Robots could one day work alongside human caregivers
Imagine being admitted to a long-term care center, only to find that it was partly run by robots?
It might sound like a fun sci-fi movie, or maybe even a little apocalyptic, but it’s actually a lot closer to the real thing than some might think. You might be wondering if we should be worried about working more closely with robots, and I firmly believe the answer is ‘no’. In fact, it is not something we should be afraid of, but rather a futuristic solution to healthcare that we should embrace with the utmost enthusiasm.
Why is the change taking place now?
The timing of this big change couldn’t be better. Today there are about 46 million members of the 65-and-over club, but by 2050 that number is expected to double, making seniors about 25 percent of the U.S. population. And as society continues to offer and practice better healthcare measures, life expectancy rates are increasing as well as.
While this fact is cause for celebration, the disturbing part is that the number of older people in need far exceeds the number of qualified and available caregivers. One might suggest that the obvious solution would be to hire more hands on the deck, but the question is not that simple.
The role of caregiver comes with some lofty responsibilities and a few hard-to-achieve perks, but the truth is, it’s a very demanding job. To do the job well, and you must because the lives of patients depend on it, it takes total dedication, long hours and intense passion. These are all things that few people can commit to in the long term. That is why burnout is such a glaring problem in the current health climate, which has only been amplified by the pandemic.
Burnout leads to high turnover rates, which then leaves skilled nursing facilities in a state of chaos as they try to take care of their patients and staff at the same time. If the problem is that there aren’t enough caregivers, or your organization only has room in its budget for that much, then why wouldn’t the solution be robot guards?
Should caregivers fear being replaced?
Being laid off due to the massive robot overtaking has created a lot of fear across all industries, but it turns out that there isn’t much of a story there. As mentioned earlier, our current caregivers often find themselves working to exhaustion in order to meet the needs of their patients, so once our senior population doubles, skilled nursing facilities won’t stand a chance. if they choose to reject using artificial intelligence.
Robot keepers are not meant to replace humans; you can never take the human touch away from skilled nursing facilities. Instead, they are meant to support long-term care staff.
When it comes to patient care, there are some areas where robots are unable to help, and providing human interaction is one of them. Robot caretakers can listen and respond to patients, but residents wouldn’t view them as true companions. In fact, most residents of SNF demand more of their robot keepers because they don’t mind putting extra stress on them.
Robot caretakers can help with the majority of heavy loads around the facility so that caregivers can spend more time doing what they want to do: meet the critical medical and emotional needs of their patients.
Can seniors really rely on bots to meet their needs?
Today’s seniors may need a period of adaptation to get used to interacting with more advanced technologies, but those who reach 65 and over in the coming decades will be no strangers to the automation and artificial intelligence.

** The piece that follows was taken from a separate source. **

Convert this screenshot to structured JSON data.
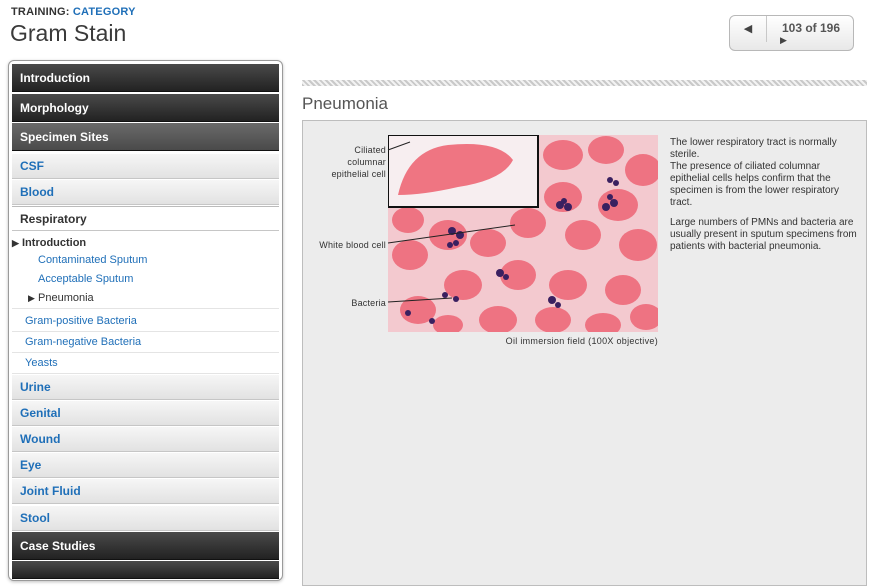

Although we live in an age where smart devices have literally changed our reality, skeptics still aren’t sure whether or not robots are equipped to mimic the attention to detail that a human caregiver can. The short answer is ‘yes’, and here’s how.
These robots have been programmed to handle routine tasks caregivers are typically responsible for checking vital signs, administering medication, assisting with feeding, and alerting healthcare professionals in an emergency. They can even offer contactless Covid-19 screening to the sick. But the biggest advantage of a robot keeper is handling the most physically demanding parts of the job.
These robot guards can help patients wash and use the bathroom, easily lifting their bodies from their beds or wheelchairs. They can help patients get dressed and even prepare residents’ beds after each use. When a robot is at work, patients don’t have to feel embarrassed when they need to be cleaned after using the bathroom or when they mess up while eating. And with artificial intelligence, seniors are cared for 24 hours a day. These robots can even pick up physical clues this can indicate distress or discomfort, reducing the number of cases where professionals are unable to reach their patients at critical times.
Over time, robot keepers will be able to handle even more complex tasks, like administering injections or preparing full-fledged meals. Healthcare executives are excited to bring artificial intelligence to their facilities to help support their patients and staff, but one thing is certain: robots can never replace human compassion. Caregivers should expect robots to be able to help them knowing that they still play the most important role of all: providing the personal, human touch that cannot be replicated by technology.